Charles Dickens

I prefer this version - "...whispers the o'er fraught heart...."

Mum was courageous, determined, had a sense of humour... Her life was hard in many ways. Her childhood was unsettled, to put it mildly. She endured the sudden death of her firstborn son when he was 8, an unwanted divorce from Dad, MS, cancer ... I've written more about her elsewhere on my blog - look for daffodils in the titles. 

Mum registered at Sir George Williams College after Lorne's death and, with night and summer courses, earned a BA. She shifted from working at Pratt and Whitney to teaching, first at our local William White School. She was one of the first to really recognize and address issues like dyslexia. (In those days children were simply forced to repeat grades - and were thought to be - and thought themselves to be - slow.) She earned her teaching certificate at Macdonald College in the summers. She drove alone across Canada with Jim (aged 11) and me (aged 9) in 1956. Mum was our camp cook at Wa-Thik-Ane Girl Guide Camp in 1959 only a few miles from the camp where Lorne had drowned in 1950. No exaggeration: we had the best meals anyone ever had at camp, including lemon cake pudding for dessert. :-) She flew to the UK the day after the divorce was final, rented a car, and drove around (on the 'wrong' side of the road) to visit family and friends. She went to Haiti as a volunteer in 1975, when I was to return to the ministry with our Sisters in Port-au-Prince. (That part didn't work out, when I had my breakdown/break-through and couldn't go.)

Those are some of the big things. The innumerable little things are written in the hearts of those who loved her, and whom she loved. She re-married.  She hopped about on spontaneous adventures in Quebec and Vermont with people like Antoinette Tracy. She loved to travel back roads, as do I. 

Mum was an ordinary woman who loved ordinary people. Down-to-earth. Kind-hearted. A bit nutty in the best kind of way. Burnt cookies because she liked to do five things at once. I'm my mother's daughter. Though I don't usually burn the cookies, I feel her essence in me when I take on the kitchen. If  zucchinis were living creatures, hers would have taken over the world by now, so many did her garden grow. Picked blackberries by the bushel. Bent over with laughter. I laugh like Mum when I get going. Sort of a cross between human and horse (a nice horse, and a small one, of course).

So, in the midst of a world seemingly gone mad, of one anonymous person posting hateful horrors on my blog in response to my saying "I'm Not Charlie," I remember our Mum. 

And I pray for peace. 

Peace in the world. 

Peace in each of us. 

Peace for Mum, wherever she is. 

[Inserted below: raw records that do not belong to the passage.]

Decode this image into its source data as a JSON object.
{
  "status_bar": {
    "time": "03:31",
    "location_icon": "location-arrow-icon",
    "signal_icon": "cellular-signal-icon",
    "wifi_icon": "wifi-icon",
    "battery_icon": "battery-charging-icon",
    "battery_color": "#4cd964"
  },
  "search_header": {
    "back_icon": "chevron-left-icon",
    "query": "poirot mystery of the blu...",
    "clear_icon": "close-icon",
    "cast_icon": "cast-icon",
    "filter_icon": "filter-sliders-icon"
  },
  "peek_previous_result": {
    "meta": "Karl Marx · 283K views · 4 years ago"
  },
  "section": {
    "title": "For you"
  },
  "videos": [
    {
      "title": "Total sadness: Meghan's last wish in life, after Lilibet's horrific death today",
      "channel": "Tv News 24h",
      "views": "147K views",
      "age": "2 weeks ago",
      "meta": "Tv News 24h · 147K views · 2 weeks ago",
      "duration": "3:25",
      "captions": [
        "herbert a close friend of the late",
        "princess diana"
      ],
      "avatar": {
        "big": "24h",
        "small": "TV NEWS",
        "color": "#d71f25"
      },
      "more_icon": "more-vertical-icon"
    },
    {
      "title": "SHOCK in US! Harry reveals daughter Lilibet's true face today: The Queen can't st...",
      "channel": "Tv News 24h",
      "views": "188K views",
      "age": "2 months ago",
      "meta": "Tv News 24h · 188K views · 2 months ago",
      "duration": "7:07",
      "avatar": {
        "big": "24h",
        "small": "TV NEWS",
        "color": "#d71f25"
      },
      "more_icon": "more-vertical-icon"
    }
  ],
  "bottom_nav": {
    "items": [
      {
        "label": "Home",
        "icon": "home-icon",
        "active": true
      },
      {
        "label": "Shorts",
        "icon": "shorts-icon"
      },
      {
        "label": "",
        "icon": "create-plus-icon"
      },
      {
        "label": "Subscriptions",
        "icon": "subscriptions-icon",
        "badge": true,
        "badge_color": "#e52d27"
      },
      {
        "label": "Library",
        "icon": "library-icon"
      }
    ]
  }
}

Peace today for Sister Marie Margaret who has died in Boston. She was the first Sister of Haitian origin in the community. Little, mighty, and feisty, she gave her all to faithfully serving others in the Religious Life. She was so kind to me when Sister Rhoda was dying. Sister Marie Margaret was a nurse and in charge of the infirmary at the Louisburg Square convent. I often went over after work at the Donovans looking after 'my children' and SMM always welcomed me in with a smile to visit with Sister Rhoda. SMM has been Sister-in-charge of the convent in Port-au-Prince for quite a few years and was one who survived the earthquake and continued the Sisters' ministry afterwards. 

Peace for her Sisters at St. Margaret's Convent - in Duxbury, Dorchester, NYC, and in Haiti, and for her family.

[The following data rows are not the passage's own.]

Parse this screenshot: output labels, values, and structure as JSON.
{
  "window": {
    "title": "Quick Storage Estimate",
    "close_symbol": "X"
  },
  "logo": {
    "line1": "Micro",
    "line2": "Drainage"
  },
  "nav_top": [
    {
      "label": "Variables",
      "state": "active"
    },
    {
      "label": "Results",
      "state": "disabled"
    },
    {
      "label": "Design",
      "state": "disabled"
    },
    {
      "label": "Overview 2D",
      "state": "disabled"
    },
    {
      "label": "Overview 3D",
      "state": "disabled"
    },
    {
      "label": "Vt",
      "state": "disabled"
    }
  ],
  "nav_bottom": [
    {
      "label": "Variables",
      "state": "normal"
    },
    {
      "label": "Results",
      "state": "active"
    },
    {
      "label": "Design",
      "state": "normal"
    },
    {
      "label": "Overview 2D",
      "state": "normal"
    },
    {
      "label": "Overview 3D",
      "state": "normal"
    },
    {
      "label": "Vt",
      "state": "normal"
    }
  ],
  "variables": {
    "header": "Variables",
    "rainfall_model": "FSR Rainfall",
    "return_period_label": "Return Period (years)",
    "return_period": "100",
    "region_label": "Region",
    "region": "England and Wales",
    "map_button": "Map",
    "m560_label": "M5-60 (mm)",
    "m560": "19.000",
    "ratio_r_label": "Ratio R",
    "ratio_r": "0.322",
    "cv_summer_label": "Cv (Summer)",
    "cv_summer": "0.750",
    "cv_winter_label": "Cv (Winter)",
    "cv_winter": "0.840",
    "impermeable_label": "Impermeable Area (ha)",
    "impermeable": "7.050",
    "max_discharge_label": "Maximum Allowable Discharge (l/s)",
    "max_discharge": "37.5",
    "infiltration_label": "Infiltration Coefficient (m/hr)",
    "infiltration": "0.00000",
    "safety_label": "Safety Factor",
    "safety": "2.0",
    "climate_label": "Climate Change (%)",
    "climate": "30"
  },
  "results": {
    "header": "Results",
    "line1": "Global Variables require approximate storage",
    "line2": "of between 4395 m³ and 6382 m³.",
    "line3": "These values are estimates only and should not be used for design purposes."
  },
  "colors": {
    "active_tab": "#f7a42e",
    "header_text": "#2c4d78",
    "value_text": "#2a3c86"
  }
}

Peace. Period. 

Love, hope, and compassion.

Daffodils to brighten our days and to remind me of Mum, and to remind us that we are a resurrection people even as we "wander lonely as a cloud..."

And a kitty and an English robin to help us keep on keeping on - through grief and sorrow - through fear and longing ... to peace.

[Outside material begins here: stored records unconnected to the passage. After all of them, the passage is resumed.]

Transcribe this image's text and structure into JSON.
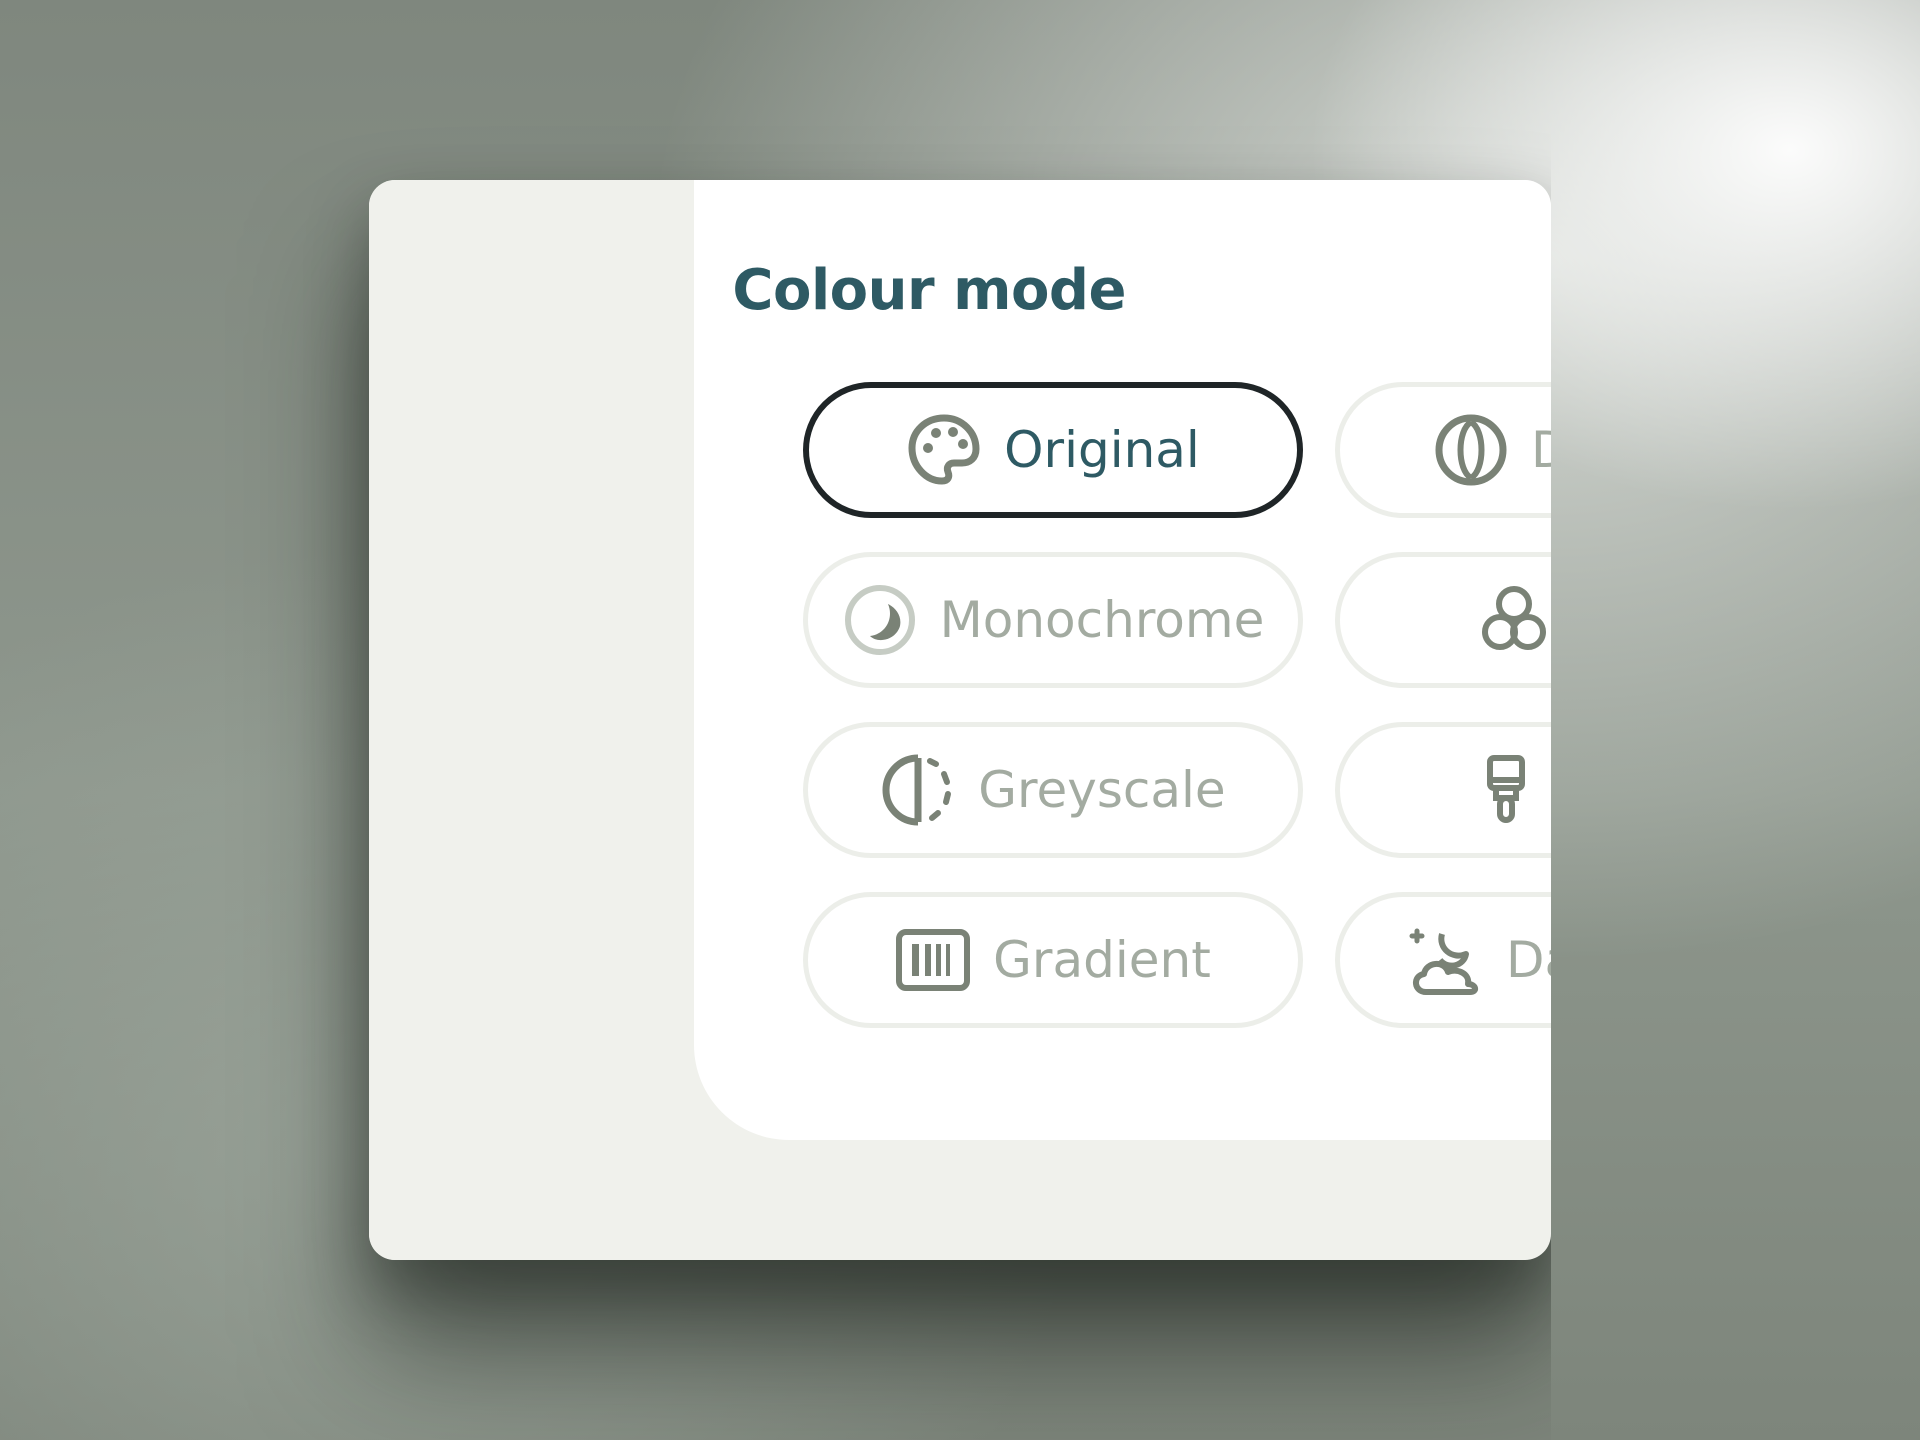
{
  "colors": {
    "accent_title": "#2e5a64",
    "chip_border": "#eceee9",
    "chip_selected_border": "#1f2527",
    "chip_text_inactive": "#a3aba1",
    "icon_color": "#7a8276",
    "panel_background": "#f0f1ec",
    "content_background": "#ffffff"
  },
  "dialog": {
    "title": "Colour mode"
  },
  "modes": {
    "left": [
      {
        "label": "Original",
        "icon": "palette-icon",
        "selected": true
      },
      {
        "label": "Monochrome",
        "icon": "moon-circle-icon",
        "selected": false
      },
      {
        "label": "Greyscale",
        "icon": "half-contrast-icon",
        "selected": false
      },
      {
        "label": "Gradient",
        "icon": "gradient-bars-icon",
        "selected": false
      }
    ],
    "right": [
      {
        "label": "D",
        "icon": "contrast-circle-icon",
        "selected": false
      },
      {
        "label": "",
        "icon": "color-circles-icon",
        "selected": false
      },
      {
        "label": "",
        "icon": "paint-brush-icon",
        "selected": false
      },
      {
        "label": "Da",
        "icon": "cloud-night-icon",
        "selected": false
      }
    ]
  }
}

1 comment:

  1. Beautifully said.... Thank you and....THANKS MOM!!! <3